Total time: 1½ hours, plus chilling time
Servings: About 2½ dozen cookies
1½ cups flour
1/2 teaspoon baking powder
2 (3-ounce) packages of cream cheese, at room temperature
1 cup (2 sticks) butter, at room temperature
3½ tablespoons heavy whipping cream
1 teaspoon vanilla extract
1½ cups chopped walnuts
3/4 cup sugar
1/2 cup raisins
Grated peel of one lemon
1 egg white, beaten
Powdered sugar for dusting
1. In a large bowl, sift together the flour and baking powder. Using a pastry cutter or fork, cut the cream cheese into the flour mixture, and then work in the butter. Add the whipping cream and vanilla and mix to make a smooth dough, being careful not to overmix.
2. Form the mixture into small walnut-size balls (about 2 teaspoons of dough per ball). They may be a bit sticky, but don't add flour. Put them into a bowl, cover with plastic, and chill overnight.
3. In the bowl of a food processor, combine the walnuts, sugar, raisins, grated lemon peel and beaten egg white. Pulse to finely grind.
4. Heat the oven to 400 degrees. Roll out the balls on a well-floured board to make 4-by-3-inch rectangles. Take a generous teaspoon of the nut mixture and form it into a pencil-shaped log, almost the length of the cookie dough. Place it along the edge of one of the wide sides of a rectangle and roll up the pastry around it. Form the pastry into a crescent shape and turn the ends under, sealing them closed. Continue this way until all the balls are made into crescents. The balls should remain cool. Should they become warm, keep them in the refrigerator until you are ready to make the next ball.
5. Bake until set, 15 to 20 minutes. Dust with powdered sugar while still warm.
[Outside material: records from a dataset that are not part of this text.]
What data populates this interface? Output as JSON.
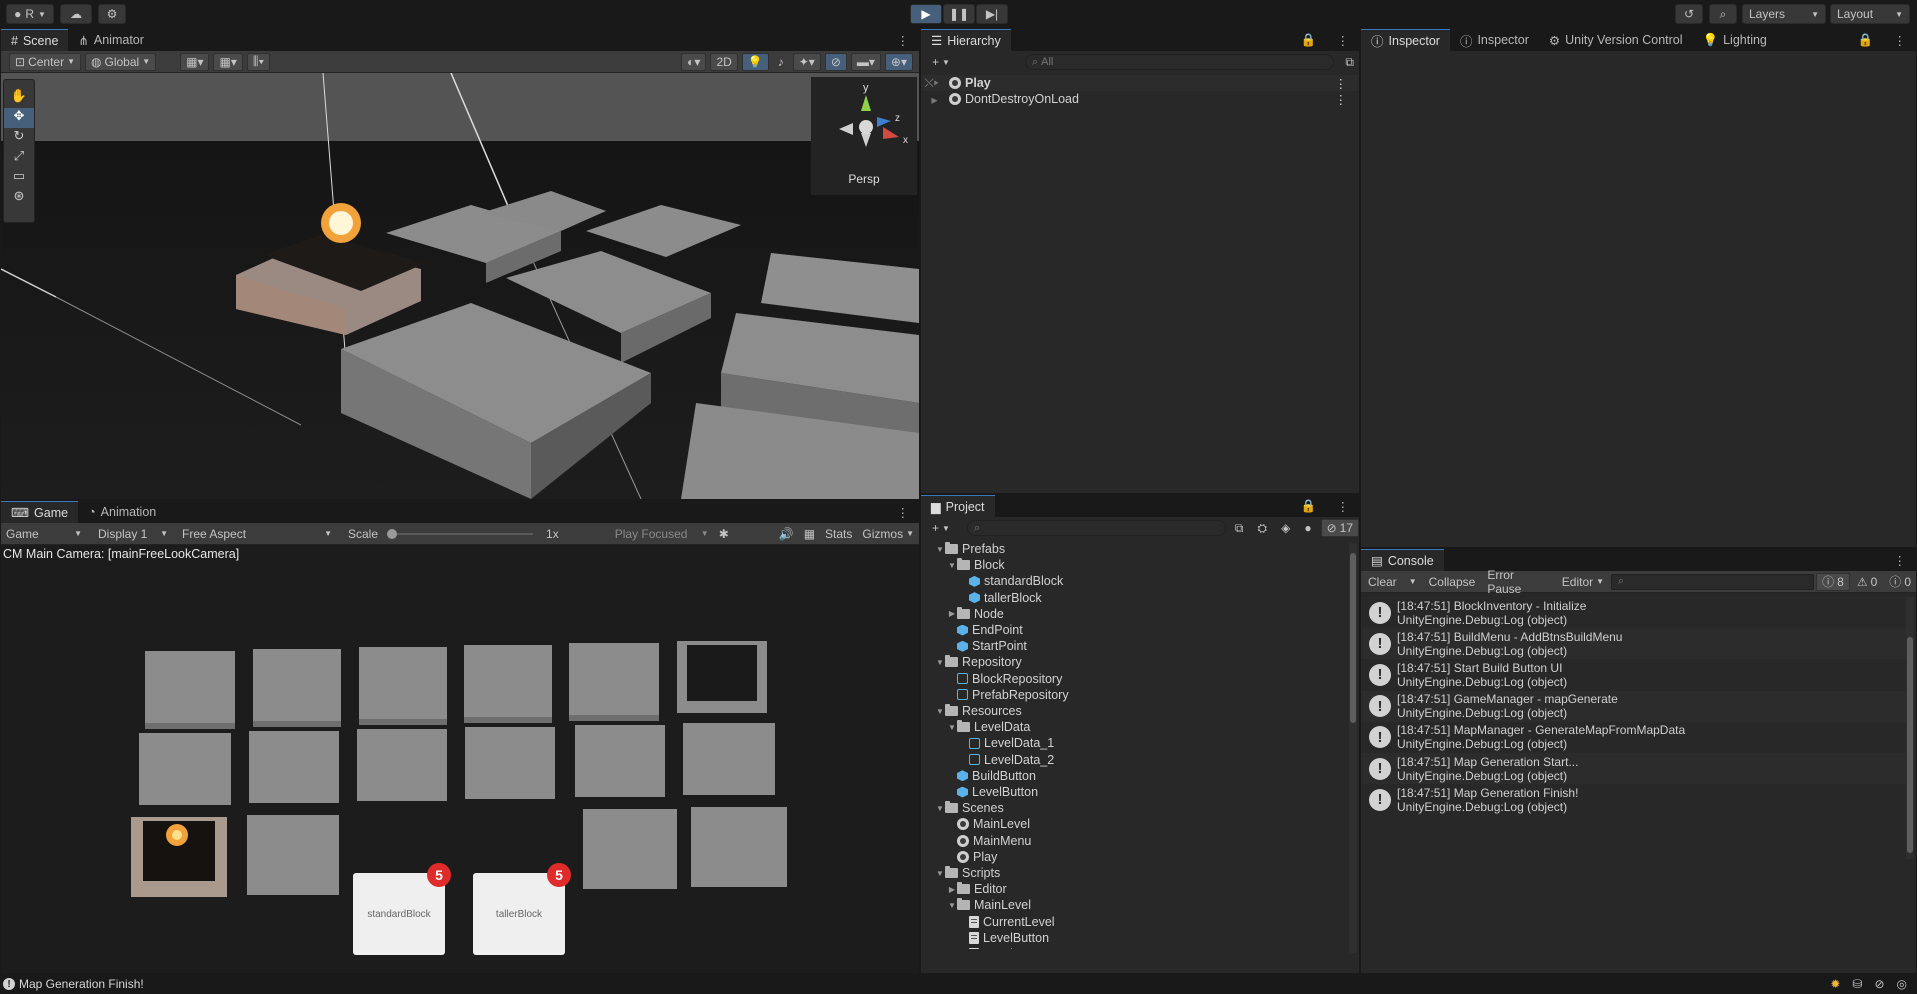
{
  "toolbar": {
    "account": "R",
    "layers": "Layers",
    "layout": "Layout"
  },
  "scene_panel": {
    "tabs": [
      "Scene",
      "Animator"
    ],
    "pivot": "Center",
    "space": "Global",
    "mode_2d": "2D",
    "persp": "Persp"
  },
  "game_panel": {
    "tabs": [
      "Game",
      "Animation"
    ],
    "view_select": "Game",
    "display": "Display 1",
    "aspect": "Free Aspect",
    "scale_label": "Scale",
    "scale_value": "1x",
    "play_focused": "Play Focused",
    "stats": "Stats",
    "gizmos": "Gizmos",
    "camera_label": "CM Main Camera: [mainFreeLookCamera]",
    "cards": [
      {
        "label": "standardBlock",
        "count": "5"
      },
      {
        "label": "tallerBlock",
        "count": "5"
      }
    ]
  },
  "hierarchy": {
    "title": "Hierarchy",
    "search_placeholder": "All",
    "items": [
      {
        "label": "Play"
      },
      {
        "label": "DontDestroyOnLoad"
      }
    ]
  },
  "project": {
    "title": "Project",
    "badge": "17",
    "tree": [
      {
        "label": "Prefabs",
        "depth": 0,
        "icon": "folder",
        "expanded": true
      },
      {
        "label": "Block",
        "depth": 1,
        "icon": "folder",
        "expanded": true
      },
      {
        "label": "standardBlock",
        "depth": 2,
        "icon": "prefab"
      },
      {
        "label": "tallerBlock",
        "depth": 2,
        "icon": "prefab"
      },
      {
        "label": "Node",
        "depth": 1,
        "icon": "folder",
        "expanded": false
      },
      {
        "label": "EndPoint",
        "depth": 1,
        "icon": "prefab"
      },
      {
        "label": "StartPoint",
        "depth": 1,
        "icon": "prefab"
      },
      {
        "label": "Repository",
        "depth": 0,
        "icon": "folder",
        "expanded": true
      },
      {
        "label": "BlockRepository",
        "depth": 1,
        "icon": "so"
      },
      {
        "label": "PrefabRepository",
        "depth": 1,
        "icon": "so"
      },
      {
        "label": "Resources",
        "depth": 0,
        "icon": "folder",
        "expanded": true
      },
      {
        "label": "LevelData",
        "depth": 1,
        "icon": "folder",
        "expanded": true
      },
      {
        "label": "LevelData_1",
        "depth": 2,
        "icon": "so"
      },
      {
        "label": "LevelData_2",
        "depth": 2,
        "icon": "so"
      },
      {
        "label": "BuildButton",
        "depth": 1,
        "icon": "prefab"
      },
      {
        "label": "LevelButton",
        "depth": 1,
        "icon": "prefab"
      },
      {
        "label": "Scenes",
        "depth": 0,
        "icon": "folder",
        "expanded": true
      },
      {
        "label": "MainLevel",
        "depth": 1,
        "icon": "scene"
      },
      {
        "label": "MainMenu",
        "depth": 1,
        "icon": "scene"
      },
      {
        "label": "Play",
        "depth": 1,
        "icon": "scene"
      },
      {
        "label": "Scripts",
        "depth": 0,
        "icon": "folder",
        "expanded": true
      },
      {
        "label": "Editor",
        "depth": 1,
        "icon": "folder",
        "expanded": false
      },
      {
        "label": "MainLevel",
        "depth": 1,
        "icon": "folder",
        "expanded": true
      },
      {
        "label": "CurrentLevel",
        "depth": 2,
        "icon": "script"
      },
      {
        "label": "LevelButton",
        "depth": 2,
        "icon": "script"
      },
      {
        "label": "LevelManager",
        "depth": 2,
        "icon": "script"
      }
    ]
  },
  "inspector": {
    "tabs": [
      "Inspector",
      "Inspector",
      "Unity Version Control",
      "Lighting"
    ]
  },
  "console": {
    "title": "Console",
    "clear": "Clear",
    "collapse": "Collapse",
    "error_pause": "Error Pause",
    "editor": "Editor",
    "count_log": "8",
    "count_warn": "0",
    "count_err": "0",
    "logs": [
      {
        "line1": "[18:47:51] BlockInventory - Initialize",
        "line2": "UnityEngine.Debug:Log (object)"
      },
      {
        "line1": "[18:47:51] BuildMenu - AddBtnsBuildMenu",
        "line2": "UnityEngine.Debug:Log (object)"
      },
      {
        "line1": "[18:47:51] Start Build Button UI",
        "line2": "UnityEngine.Debug:Log (object)"
      },
      {
        "line1": "[18:47:51] GameManager - mapGenerate",
        "line2": "UnityEngine.Debug:Log (object)"
      },
      {
        "line1": "[18:47:51] MapManager - GenerateMapFromMapData",
        "line2": "UnityEngine.Debug:Log (object)"
      },
      {
        "line1": "[18:47:51] Map Generation Start...",
        "line2": "UnityEngine.Debug:Log (object)"
      },
      {
        "line1": "[18:47:51] Map Generation Finish!",
        "line2": "UnityEngine.Debug:Log (object)"
      }
    ]
  },
  "status_bar": {
    "message": "Map Generation Finish!"
  }
}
Each of 2½ dozen cookies: 169 calories; 2 grams protein; 13 grams carbohydrates; 1 gram fiber; 13 grams fat; 6 grams saturated fat; 25 mg cholesterol; 7 grams sugar; 30 mg sodium.